TO DO:
Nothing in the records may be altered; repeat them exactly.

----------

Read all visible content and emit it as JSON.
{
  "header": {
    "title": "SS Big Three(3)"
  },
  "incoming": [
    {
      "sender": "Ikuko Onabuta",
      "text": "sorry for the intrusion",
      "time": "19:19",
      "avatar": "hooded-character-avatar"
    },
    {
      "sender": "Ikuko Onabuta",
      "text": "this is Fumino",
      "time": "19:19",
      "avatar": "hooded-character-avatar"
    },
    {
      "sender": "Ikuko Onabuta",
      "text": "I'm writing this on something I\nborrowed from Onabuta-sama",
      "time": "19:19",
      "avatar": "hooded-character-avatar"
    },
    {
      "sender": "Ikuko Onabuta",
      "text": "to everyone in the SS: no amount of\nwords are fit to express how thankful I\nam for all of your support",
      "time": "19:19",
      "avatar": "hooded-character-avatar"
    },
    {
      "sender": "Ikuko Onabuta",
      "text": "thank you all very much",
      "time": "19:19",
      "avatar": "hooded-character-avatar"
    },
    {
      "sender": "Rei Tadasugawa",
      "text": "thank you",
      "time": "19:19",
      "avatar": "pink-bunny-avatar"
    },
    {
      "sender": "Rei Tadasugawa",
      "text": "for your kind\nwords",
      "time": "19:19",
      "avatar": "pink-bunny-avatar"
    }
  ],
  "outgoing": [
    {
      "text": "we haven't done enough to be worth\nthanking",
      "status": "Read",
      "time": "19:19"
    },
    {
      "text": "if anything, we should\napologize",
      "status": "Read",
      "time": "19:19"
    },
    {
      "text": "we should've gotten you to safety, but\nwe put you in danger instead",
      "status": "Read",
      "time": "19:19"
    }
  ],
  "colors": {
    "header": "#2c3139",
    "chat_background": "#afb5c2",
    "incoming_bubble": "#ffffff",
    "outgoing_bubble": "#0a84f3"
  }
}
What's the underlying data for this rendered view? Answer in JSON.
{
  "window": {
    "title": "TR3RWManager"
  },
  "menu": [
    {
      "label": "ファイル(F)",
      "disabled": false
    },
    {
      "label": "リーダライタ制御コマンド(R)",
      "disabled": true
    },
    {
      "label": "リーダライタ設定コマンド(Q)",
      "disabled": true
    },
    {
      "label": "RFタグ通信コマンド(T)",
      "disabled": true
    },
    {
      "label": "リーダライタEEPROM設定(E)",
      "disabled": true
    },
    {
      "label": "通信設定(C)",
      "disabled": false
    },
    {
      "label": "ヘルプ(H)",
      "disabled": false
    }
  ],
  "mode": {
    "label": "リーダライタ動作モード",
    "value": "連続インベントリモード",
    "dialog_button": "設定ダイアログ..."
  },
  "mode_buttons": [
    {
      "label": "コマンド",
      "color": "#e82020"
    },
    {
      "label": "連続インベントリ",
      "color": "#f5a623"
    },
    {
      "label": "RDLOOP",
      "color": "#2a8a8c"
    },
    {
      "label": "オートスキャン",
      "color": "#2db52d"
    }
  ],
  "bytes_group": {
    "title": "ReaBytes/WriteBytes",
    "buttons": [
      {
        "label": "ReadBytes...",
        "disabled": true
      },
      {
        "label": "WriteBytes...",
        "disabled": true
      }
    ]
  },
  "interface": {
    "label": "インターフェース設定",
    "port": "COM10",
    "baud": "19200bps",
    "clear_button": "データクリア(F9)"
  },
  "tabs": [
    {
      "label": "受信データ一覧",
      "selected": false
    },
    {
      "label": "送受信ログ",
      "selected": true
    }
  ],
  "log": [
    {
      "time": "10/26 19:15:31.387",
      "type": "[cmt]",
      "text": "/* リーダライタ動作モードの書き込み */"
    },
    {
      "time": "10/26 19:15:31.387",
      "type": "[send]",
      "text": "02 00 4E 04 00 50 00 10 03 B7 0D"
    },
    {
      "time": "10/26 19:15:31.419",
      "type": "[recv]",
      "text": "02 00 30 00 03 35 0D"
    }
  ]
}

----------

REPLY TO THE EXERCISE:
Read all visible content and emit it as JSON.
{
  "header": {
    "title": "SS Big Three(3)"
  },
  "incoming": [
    {
      "sender": "Ikuko Onabuta",
      "text": "sorry for the intrusion",
      "time": "19:19",
      "avatar": "hooded-character-avatar"
    },
    {
      "sender": "Ikuko Onabuta",
      "text": "this is Fumino",
      "time": "19:19",
      "avatar": "hooded-character-avatar"
    },
    {
      "sender": "Ikuko Onabuta",
      "text": "I'm writing this on something I\nborrowed from Onabuta-sama",
      "time": "19:19",
      "avatar": "hooded-character-avatar"
    },
    {
      "sender": "Ikuko Onabuta",
      "text": "to everyone in the SS: no amount of\nwords are fit to express how thankful I\nam for all of your support",
      "time": "19:19",
      "avatar": "hooded-character-avatar"
    },
    {
      "sender": "Ikuko Onabuta",
      "text": "thank you all very much",
      "time": "19:19",
      "avatar": "hooded-character-avatar"
    },
    {
      "sender": "Rei Tadasugawa",
      "text": "thank you",
      "time": "19:19",
      "avatar": "pink-bunny-avatar"
    },
    {
      "sender": "Rei Tadasugawa",
      "text": "for your kind\nwords",
      "time": "19:19",
      "avatar": "pink-bunny-avatar"
    }
  ],
  "outgoing": [
    {
      "text": "we haven't done enough to be worth\nthanking",
      "status": "Read",
      "time": "19:19"
    },
    {
      "text": "if anything, we should\napologize",
      "status": "Read",
      "time": "19:19"
    },
    {
      "text": "we should've gotten you to safety, but\nwe put you in danger instead",
      "status": "Read",
      "time": "19:19"
    }
  ],
  "colors": {
    "header": "#2c3139",
    "chat_background": "#afb5c2",
    "incoming_bubble": "#ffffff",
    "outgoing_bubble": "#0a84f3"
  }
}
What's the underlying data for this rendered view? Answer in JSON.
{
  "window": {
    "title": "TR3RWManager"
  },
  "menu": [
    {
      "label": "ファイル(F)",
      "disabled": false
    },
    {
      "label": "リーダライタ制御コマンド(R)",
      "disabled": true
    },
    {
      "label": "リーダライタ設定コマンド(Q)",
      "disabled": true
    },
    {
      "label": "RFタグ通信コマンド(T)",
      "disabled": true
    },
    {
      "label": "リーダライタEEPROM設定(E)",
      "disabled": true
    },
    {
      "label": "通信設定(C)",
      "disabled": false
    },
    {
      "label": "ヘルプ(H)",
      "disabled": false
    }
  ],
  "mode": {
    "label": "リーダライタ動作モード",
    "value": "連続インベントリモード",
    "dialog_button": "設定ダイアログ..."
  },
  "mode_buttons": [
    {
      "label": "コマンド",
      "color": "#e82020"
    },
    {
      "label": "連続インベントリ",
      "color": "#f5a623"
    },
    {
      "label": "RDLOOP",
      "color": "#2a8a8c"
    },
    {
      "label": "オートスキャン",
      "color": "#2db52d"
    }
  ],
  "bytes_group": {
    "title": "ReaBytes/WriteBytes",
    "buttons": [
      {
        "label": "ReadBytes...",
        "disabled": true
      },
      {
        "label": "WriteBytes...",
        "disabled": true
      }
    ]
  },
  "interface": {
    "label": "インターフェース設定",
    "port": "COM10",
    "baud": "19200bps",
    "clear_button": "データクリア(F9)"
  },
  "tabs": [
    {
      "label": "受信データ一覧",
      "selected": false
    },
    {
      "label": "送受信ログ",
      "selected": true
    }
  ],
  "log": [
    {
      "time": "10/26 19:15:31.387",
      "type": "[cmt]",
      "text": "/* リーダライタ動作モードの書き込み */"
    },
    {
      "time": "10/26 19:15:31.387",
      "type": "[send]",
      "text": "02 00 4E 04 00 50 00 10 03 B7 0D"
    },
    {
      "time": "10/26 19:15:31.419",
      "type": "[recv]",
      "text": "02 00 30 00 03 35 0D"
    }
  ]
}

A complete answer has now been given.